This is a pretty cool toy, all things considered. The bike is obviously the high point here, and it's a nice, generic version of Batman's ride. It's a deformed version of Bat's bike in Brave and the Bold, which is in turn a deformed version of various cycles he's had in the comics. Like all the Brave and the Bold Action League toys, it's not really clear what connects this to the show as opposed to DC Comics in general. But the line has now spun off to include the larger comics Universe, so... problem solved.
The figure himself is a little dull, but he's really just here to sit on the bike. I'm a glad he can actually hold the handlebars and fits in the seat. On the other hand, that meant skipping the cape, which doesn't do the figure - or his balance - any favors. A cloth cape, or maybe just a detachable one, would have been a nice touch.
Batman's weapon isn't all that exciting either. I'm not really sure what it's even supposed to be. It looks kind of like a battering-ram gun or something. The design is reminiscent of firing projectiles conforming to over-sensitive safety regulations. But this doesn't fire: it's all one molded piece.
Whatever. The bike's cool, which is all that really matters. At eight bucks, this feels fair, though still not much of a bargain. Six would be less ambiguous, but the $10 - $15 Toys R Us has been asking is just ridiculous. Still, it's a nice piece, and I'm happy to add it to my collection.
Not everyone's glad to see it, though. In fact, Robin's downright pissed. He's asked if he could have the sidecar back:
Joking aside, I find it intriguing that the bike works as well as it does with six inch figures. If you were to replace the wheels with ones larger further down and sculpt out the bottom, you could conceivably turn this into a Batcycle suitable for 6 inch figures.
Not that I'm going to, at least any time soon. I'm happy with this toy as is. Besides, I've already got a 12th scale custom Batcycle:
Wednesday, June 15, 2011
Beautiful, isn't it? For only a few dollars at your local CVS, you too could have a lovely plastic bracelet and earring set. Absolutely stunning.
Just make sure you're careful when you cut the band: otherwise the beads go flying everywhere.
Remember that custom Green Lantern figure I made a while back? Remember when I said I wanted to get him a marble or something to use as a crystal ball? Well, I came across this before I found a marble.

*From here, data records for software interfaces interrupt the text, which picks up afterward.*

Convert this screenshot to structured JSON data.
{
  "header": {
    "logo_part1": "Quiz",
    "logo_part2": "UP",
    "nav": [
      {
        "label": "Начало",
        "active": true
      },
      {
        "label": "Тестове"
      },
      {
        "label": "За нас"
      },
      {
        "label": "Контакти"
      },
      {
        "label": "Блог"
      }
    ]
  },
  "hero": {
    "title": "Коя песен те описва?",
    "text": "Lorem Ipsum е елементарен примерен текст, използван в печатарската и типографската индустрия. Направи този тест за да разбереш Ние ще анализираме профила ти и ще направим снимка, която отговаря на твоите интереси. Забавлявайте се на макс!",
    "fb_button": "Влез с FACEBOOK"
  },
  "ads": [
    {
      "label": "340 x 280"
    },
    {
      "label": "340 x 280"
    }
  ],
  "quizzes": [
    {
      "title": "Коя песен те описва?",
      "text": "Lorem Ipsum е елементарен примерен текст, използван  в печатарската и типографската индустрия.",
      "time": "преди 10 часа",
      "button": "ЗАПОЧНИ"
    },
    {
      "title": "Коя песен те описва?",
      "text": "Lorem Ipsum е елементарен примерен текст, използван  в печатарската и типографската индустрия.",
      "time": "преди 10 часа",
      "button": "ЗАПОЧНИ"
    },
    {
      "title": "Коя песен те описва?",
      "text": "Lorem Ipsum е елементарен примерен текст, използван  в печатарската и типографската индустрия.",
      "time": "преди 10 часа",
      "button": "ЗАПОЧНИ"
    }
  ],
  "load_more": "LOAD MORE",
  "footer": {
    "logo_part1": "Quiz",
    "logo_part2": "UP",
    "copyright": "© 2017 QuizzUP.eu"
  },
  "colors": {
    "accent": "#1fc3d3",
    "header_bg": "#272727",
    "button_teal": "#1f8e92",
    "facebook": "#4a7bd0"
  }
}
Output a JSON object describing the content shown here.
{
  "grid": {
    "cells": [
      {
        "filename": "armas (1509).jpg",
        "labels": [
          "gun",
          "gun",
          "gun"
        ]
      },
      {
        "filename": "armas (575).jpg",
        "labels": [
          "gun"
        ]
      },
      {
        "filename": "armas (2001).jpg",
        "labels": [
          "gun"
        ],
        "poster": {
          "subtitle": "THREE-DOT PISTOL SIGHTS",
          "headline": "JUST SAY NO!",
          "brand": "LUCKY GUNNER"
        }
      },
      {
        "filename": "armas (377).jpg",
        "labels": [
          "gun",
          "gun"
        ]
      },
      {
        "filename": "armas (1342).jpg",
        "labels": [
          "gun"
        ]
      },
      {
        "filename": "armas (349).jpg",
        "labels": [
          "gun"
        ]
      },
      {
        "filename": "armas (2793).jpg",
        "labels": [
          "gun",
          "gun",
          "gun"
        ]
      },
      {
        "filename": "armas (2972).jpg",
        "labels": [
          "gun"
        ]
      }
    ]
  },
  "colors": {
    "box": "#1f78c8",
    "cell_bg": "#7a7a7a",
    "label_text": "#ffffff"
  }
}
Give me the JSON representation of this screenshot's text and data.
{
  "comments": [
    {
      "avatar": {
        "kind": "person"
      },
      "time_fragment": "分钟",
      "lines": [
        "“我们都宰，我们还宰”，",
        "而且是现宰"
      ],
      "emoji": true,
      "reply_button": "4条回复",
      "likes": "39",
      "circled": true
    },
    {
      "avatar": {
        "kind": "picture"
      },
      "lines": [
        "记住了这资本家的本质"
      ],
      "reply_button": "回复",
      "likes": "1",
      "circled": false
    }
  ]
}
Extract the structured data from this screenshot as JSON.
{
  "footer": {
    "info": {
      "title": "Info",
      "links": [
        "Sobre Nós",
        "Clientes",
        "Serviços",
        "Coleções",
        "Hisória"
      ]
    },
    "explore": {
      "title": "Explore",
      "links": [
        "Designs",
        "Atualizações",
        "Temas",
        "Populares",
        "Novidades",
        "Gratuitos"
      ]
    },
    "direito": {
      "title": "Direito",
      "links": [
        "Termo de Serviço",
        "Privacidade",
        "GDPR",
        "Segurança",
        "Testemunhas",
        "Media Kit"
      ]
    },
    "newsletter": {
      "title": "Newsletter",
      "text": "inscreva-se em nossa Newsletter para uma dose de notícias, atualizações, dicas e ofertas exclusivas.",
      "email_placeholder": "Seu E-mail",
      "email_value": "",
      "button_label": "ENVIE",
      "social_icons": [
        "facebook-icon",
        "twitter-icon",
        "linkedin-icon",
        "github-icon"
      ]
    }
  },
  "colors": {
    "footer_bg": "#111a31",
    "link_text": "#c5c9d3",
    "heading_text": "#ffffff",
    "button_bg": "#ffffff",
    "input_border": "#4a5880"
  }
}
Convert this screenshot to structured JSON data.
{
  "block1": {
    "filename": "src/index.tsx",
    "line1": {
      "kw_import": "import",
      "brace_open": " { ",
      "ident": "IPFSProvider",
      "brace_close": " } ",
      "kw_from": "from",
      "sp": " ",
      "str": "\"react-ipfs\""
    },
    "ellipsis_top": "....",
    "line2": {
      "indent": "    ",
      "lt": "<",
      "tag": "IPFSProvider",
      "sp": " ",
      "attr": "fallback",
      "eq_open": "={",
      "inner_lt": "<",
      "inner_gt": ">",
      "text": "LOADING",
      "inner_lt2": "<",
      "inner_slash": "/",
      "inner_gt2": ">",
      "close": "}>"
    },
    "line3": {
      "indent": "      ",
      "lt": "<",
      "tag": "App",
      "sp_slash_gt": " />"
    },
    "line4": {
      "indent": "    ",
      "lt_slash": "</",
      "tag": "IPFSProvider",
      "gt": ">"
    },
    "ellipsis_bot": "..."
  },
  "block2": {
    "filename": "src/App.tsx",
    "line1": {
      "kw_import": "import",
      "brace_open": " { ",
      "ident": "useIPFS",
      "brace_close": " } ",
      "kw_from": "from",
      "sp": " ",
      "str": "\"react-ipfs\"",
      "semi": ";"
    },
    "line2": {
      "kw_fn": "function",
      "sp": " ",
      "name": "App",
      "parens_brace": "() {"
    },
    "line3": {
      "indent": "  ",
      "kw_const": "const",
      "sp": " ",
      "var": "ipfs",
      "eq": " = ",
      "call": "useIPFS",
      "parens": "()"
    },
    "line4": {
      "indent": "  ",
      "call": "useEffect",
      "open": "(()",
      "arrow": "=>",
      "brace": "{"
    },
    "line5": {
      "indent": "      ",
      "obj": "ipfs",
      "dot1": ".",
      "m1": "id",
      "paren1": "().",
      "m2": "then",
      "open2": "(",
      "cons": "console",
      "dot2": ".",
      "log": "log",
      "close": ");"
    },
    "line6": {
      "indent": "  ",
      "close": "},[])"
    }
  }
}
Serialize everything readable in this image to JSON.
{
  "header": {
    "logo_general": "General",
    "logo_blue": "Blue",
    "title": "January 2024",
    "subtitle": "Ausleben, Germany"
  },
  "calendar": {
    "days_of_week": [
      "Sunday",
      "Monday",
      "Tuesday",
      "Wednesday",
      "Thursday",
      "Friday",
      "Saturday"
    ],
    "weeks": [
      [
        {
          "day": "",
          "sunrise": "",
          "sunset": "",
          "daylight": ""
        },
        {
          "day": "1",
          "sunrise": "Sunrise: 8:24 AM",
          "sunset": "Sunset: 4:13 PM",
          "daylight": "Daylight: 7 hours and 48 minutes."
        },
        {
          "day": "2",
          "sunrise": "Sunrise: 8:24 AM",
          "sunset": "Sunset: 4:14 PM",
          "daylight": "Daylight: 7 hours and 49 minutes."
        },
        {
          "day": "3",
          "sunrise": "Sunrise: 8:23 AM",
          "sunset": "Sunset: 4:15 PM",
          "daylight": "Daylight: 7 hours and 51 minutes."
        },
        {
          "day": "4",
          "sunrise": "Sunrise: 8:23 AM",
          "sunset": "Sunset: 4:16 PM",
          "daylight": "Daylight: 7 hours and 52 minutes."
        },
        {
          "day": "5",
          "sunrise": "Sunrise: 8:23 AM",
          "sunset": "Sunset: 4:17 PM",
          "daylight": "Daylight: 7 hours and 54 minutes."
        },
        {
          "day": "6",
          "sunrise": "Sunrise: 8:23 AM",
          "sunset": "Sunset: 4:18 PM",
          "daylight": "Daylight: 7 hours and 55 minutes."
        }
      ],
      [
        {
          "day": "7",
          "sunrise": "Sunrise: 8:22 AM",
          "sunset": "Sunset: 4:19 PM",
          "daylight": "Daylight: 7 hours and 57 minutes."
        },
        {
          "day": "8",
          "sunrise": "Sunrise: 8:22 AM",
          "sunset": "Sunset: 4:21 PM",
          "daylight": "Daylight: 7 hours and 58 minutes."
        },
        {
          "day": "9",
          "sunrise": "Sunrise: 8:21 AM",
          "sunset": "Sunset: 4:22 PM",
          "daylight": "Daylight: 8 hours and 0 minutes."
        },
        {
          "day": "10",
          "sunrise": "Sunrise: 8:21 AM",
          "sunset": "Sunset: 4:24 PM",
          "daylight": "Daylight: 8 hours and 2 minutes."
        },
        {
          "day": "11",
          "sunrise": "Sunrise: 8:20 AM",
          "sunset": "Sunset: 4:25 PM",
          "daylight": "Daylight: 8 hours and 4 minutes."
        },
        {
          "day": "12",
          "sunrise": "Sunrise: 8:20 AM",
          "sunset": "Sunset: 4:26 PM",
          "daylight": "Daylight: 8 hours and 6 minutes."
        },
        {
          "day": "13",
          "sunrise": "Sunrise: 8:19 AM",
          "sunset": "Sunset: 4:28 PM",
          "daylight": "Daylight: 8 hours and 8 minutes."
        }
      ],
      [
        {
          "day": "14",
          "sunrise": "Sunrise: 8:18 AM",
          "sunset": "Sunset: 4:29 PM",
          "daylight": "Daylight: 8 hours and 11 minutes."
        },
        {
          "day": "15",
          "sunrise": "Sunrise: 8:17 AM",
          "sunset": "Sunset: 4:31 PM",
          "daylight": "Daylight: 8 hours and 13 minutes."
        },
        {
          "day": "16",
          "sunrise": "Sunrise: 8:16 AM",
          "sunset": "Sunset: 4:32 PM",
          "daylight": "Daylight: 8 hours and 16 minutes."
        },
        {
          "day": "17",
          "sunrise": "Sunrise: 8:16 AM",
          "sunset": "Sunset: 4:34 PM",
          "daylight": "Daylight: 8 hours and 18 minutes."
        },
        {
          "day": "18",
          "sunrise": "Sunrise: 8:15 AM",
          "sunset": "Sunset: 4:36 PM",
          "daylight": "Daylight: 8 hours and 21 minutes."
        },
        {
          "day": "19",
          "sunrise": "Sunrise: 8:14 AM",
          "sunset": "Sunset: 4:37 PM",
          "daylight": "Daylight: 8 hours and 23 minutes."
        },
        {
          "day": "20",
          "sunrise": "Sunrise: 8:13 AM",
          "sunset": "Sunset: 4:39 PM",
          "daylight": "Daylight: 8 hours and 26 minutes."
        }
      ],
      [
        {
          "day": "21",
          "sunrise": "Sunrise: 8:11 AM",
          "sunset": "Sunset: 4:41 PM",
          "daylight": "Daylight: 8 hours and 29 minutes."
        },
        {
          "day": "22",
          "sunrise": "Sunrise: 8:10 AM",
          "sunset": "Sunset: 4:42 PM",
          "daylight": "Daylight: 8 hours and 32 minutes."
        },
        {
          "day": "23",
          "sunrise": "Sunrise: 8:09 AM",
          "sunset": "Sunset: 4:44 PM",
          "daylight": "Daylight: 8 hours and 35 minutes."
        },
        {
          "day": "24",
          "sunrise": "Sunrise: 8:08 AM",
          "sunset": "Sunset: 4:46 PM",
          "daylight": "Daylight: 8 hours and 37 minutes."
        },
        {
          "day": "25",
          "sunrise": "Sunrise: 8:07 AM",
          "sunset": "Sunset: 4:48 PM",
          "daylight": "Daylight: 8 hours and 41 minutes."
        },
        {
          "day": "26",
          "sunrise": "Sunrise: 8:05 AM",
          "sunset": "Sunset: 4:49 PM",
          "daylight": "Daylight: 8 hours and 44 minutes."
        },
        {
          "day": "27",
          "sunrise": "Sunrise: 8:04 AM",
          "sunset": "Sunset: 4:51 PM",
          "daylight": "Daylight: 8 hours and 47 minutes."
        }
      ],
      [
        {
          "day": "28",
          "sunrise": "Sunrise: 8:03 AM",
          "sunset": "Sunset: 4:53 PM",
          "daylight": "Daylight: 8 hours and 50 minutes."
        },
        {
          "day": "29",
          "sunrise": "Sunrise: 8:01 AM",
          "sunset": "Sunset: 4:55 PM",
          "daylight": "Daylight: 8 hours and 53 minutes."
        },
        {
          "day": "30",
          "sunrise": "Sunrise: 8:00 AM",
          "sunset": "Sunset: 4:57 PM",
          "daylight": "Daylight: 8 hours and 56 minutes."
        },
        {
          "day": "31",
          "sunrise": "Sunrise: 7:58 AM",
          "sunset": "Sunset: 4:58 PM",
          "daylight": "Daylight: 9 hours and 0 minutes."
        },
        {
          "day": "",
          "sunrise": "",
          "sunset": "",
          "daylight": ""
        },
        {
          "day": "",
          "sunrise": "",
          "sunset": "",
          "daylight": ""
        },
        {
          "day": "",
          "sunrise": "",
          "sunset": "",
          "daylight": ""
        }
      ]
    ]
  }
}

It's a good size, good color, and the holes actually make it easier for him to hold. I'll keep my eyes open in case I find something better, but for the time being I'm pretty happy. Here's what he looks like in flight: